Steuben Vega will accept his St. Francis College degree years after starting an unconventional educational journey.
The Brooklyn native graduated from now-defunct Eastern District High School in 1990, and, after jobs with the United Parcel Service and with clothing retailers, he eventually found himself unemployed. Unwilling to ask his strict father for help, Steuben turned to crimes that led to an arrest and conviction in 1993, resulting in 17 years incarcerated.
Steuben dedicated himself to setting his life on a new path not defined by the bad choices he made as a young man. While in prison, he embraced every opportunity to acquire new skills and education. He left prison committed to eventually earning a master's degree.
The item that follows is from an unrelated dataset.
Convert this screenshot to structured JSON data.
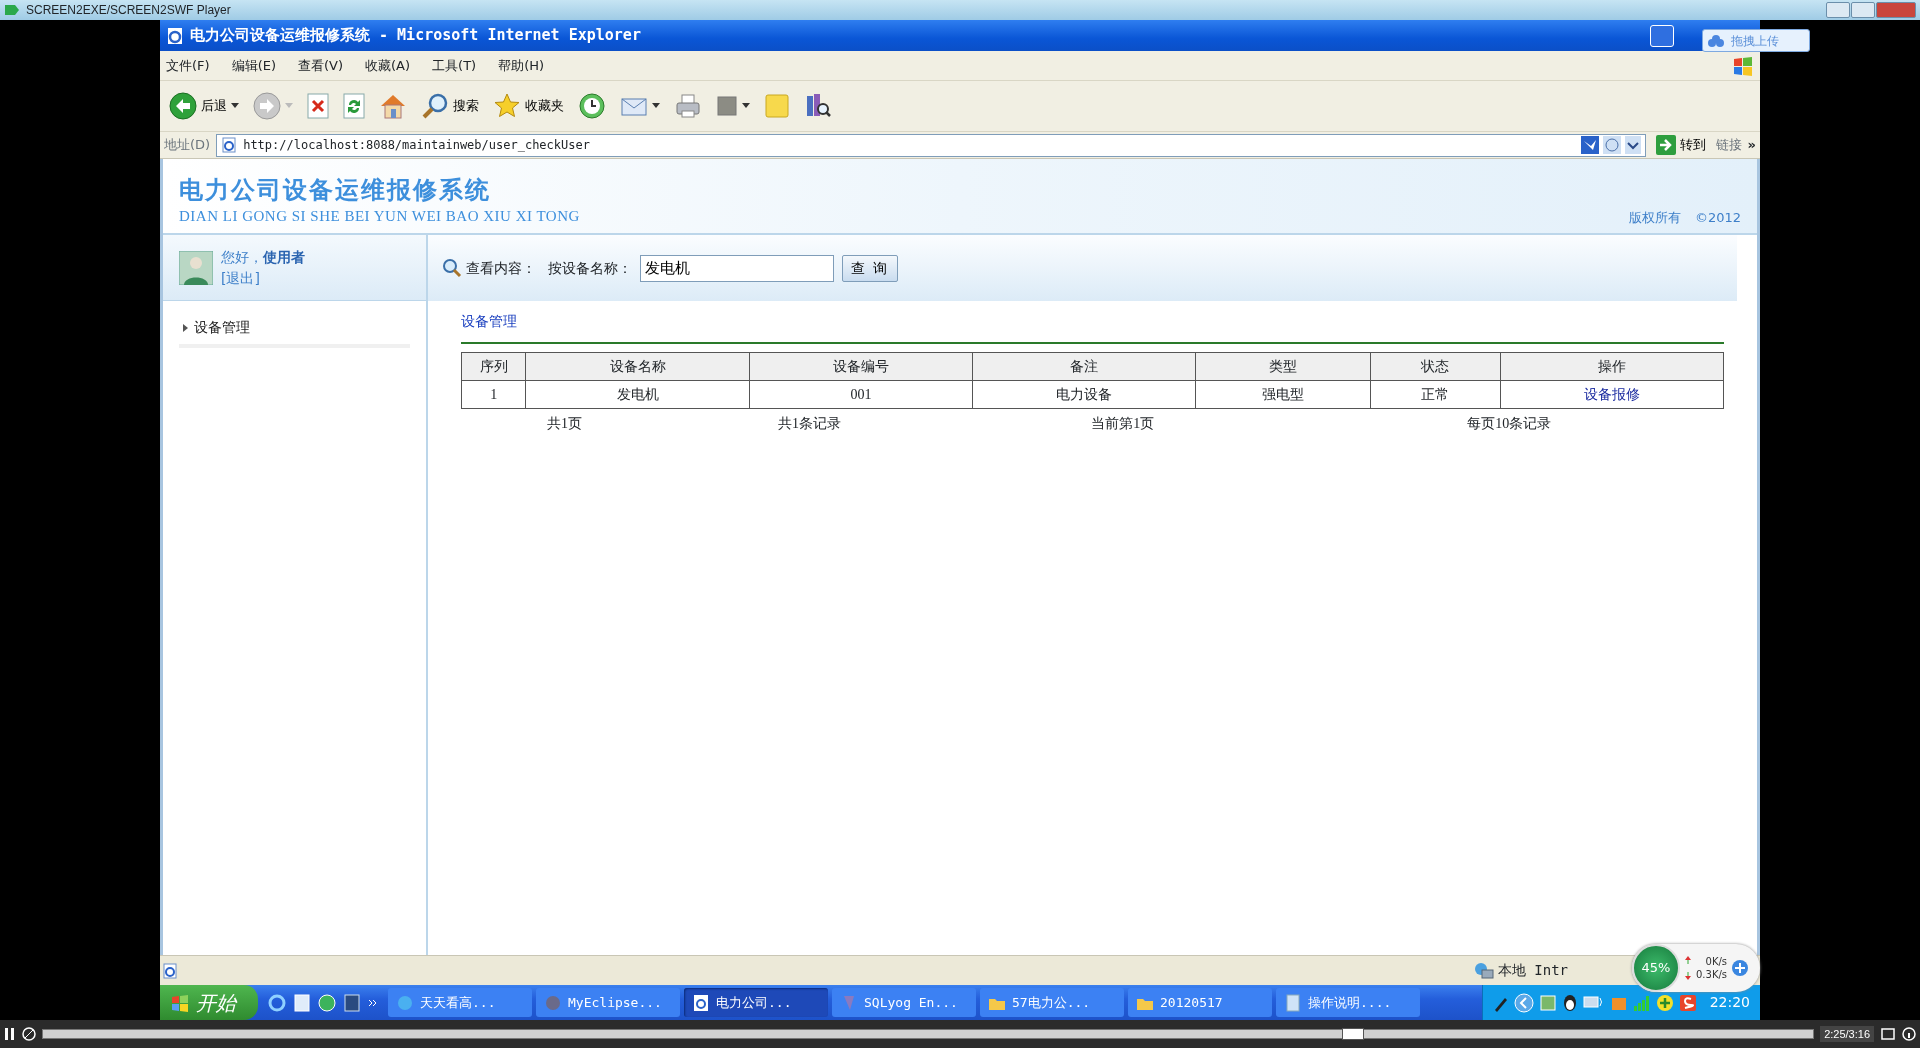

Graduating from St. Francis College as part of the Post-Prison Program – an initiative to help formerly incarcerated women and men earn their college degrees here – is a critical step in achieving that dream.
Steuben, who lives in Stamford, Connecticut, recently reflected on his years incarcerated and his motivations to earn his St. Francis College degree.
In addition to being a full-time student at St. Francis College, you have a pretty demanding full-time job.
I am currently the deputy director of the Workforce Unit in The Osborne Association, which is an organization that provides services to people with criminal justice involvement. People on parole or probation.
My success at The Osborne Association did not come overnight. I was fortunate enough to work with a team of professionals that helped sharpen my skill set. After successfully managing several programs there, I was able to utilize what I have learned professionally and through my life experiences and take on roles that require more responsibility, leading up to my current role.
I manage a staff of 14 people, over four different programs. There's a bunch of direct service staff who are responsible for making the participants job ready. That includes putting together good resumes, enhancing interviewing skills so that they can be more marketable, learning how to speak about their past criminal justice involvement, knowing what their rights are as returning citizens, which is what we call people who are formerly incarcerated. We also get participants training to get them acclimated back into the community.
I have worked at The Osborne Association the entire time I attended St. Francis College.
You spent a rather large part of your own life incarcerated. Can you tell me about that?
I wound up spending 17 years in prison. I knew that I had made a poor choice [in my life]. I came from a good family. Nobody in my family has ever been incarcerated before. Everybody went to school. I was the only one in a family that was straddling the fence, so to speak, living a legitimate lifestyle for one half of my life and a different lifestyle for the other.
Within the first two years of being [incarcerated] in upstate New York, I knew that I needed to do something different and prepare for my reentry.
I started getting involved in programs and discovered a lot of value in them. I not only attended programs, I began facilitating them and, in some instances, began working with others to create programs that would help change the culture within the prison system and ultimately prepare the men for their reentry. It was through this work that I first learned about The Osborne Association.
Did those programs help set you up for the St. Francis College Post-Prison Program?
When I was incarcerated, I enrolled in a program called Rising Hope, which is a one-year certificate in ministry and human services program supported by Boricua College. I was able to earn 33 college credits there.
The one thing that I had benefited from is that Professor [Emily] Horowitz [who leads the Post-Prison Program], with the help of Dean [Kathleen] Grey and some other faculty were able to connect with people from Boricua College and get my credits transferred to St. Francis.
So right away, that put me into a sophomore year. I started my first semester with four classes, then I started doing five and six classes because I was really trying to lessen the amount of time that it would take for me to reach my goal to obtain my master's degree.
How did you originally connect with St. Francis College?
A friend of mine told me about St. Francis and the Post-Prison Program after I got released. That's how I met Emily [Horowitz].
Right before being released, I completed a correspondence course where I would send in my assignments and papers to the school and they would send me a grade for each assignment. Upon completion of my assignments, I earned a bachelor's degree in social science.
When I met Professor Horowitz, we spoke about what my plans were. I said I wanted a master's degree. Then she started asking me questions about where I got my bachelor's degree. She started Googling it and found out the institution didn't exist. My degree was fake. I was very disappointed.
One thing I knew for sure was that I always wanted to get my master's degree, so I had to make a decision. Emily said, "I would love to have you in our program. You're the perfect person to have come through this process. But we would have to start from scratch [as an undergraduate]." That was the challenge. I was 45 at the time. I said, I have to do this for myself.
Do you still plan on getting your master's degree?
Now that I'm at the point of graduating, I'm looking to enroll in an accelerated social work [master's degree] program at Lehman College.
Dr. Carl Mazza, who's the department chair over there, is somebody who knows me from inside prison and has been working very closely with my organization. He has been a guest speaker at some of the graduations that I've hosted. He's ready to support me in the process.
I'm just trying to get through this phase of graduating so that I can then move into my next endeavor, which is the graduate program. My goal is to not just go get the M.S.W. but also be a licensed social worker.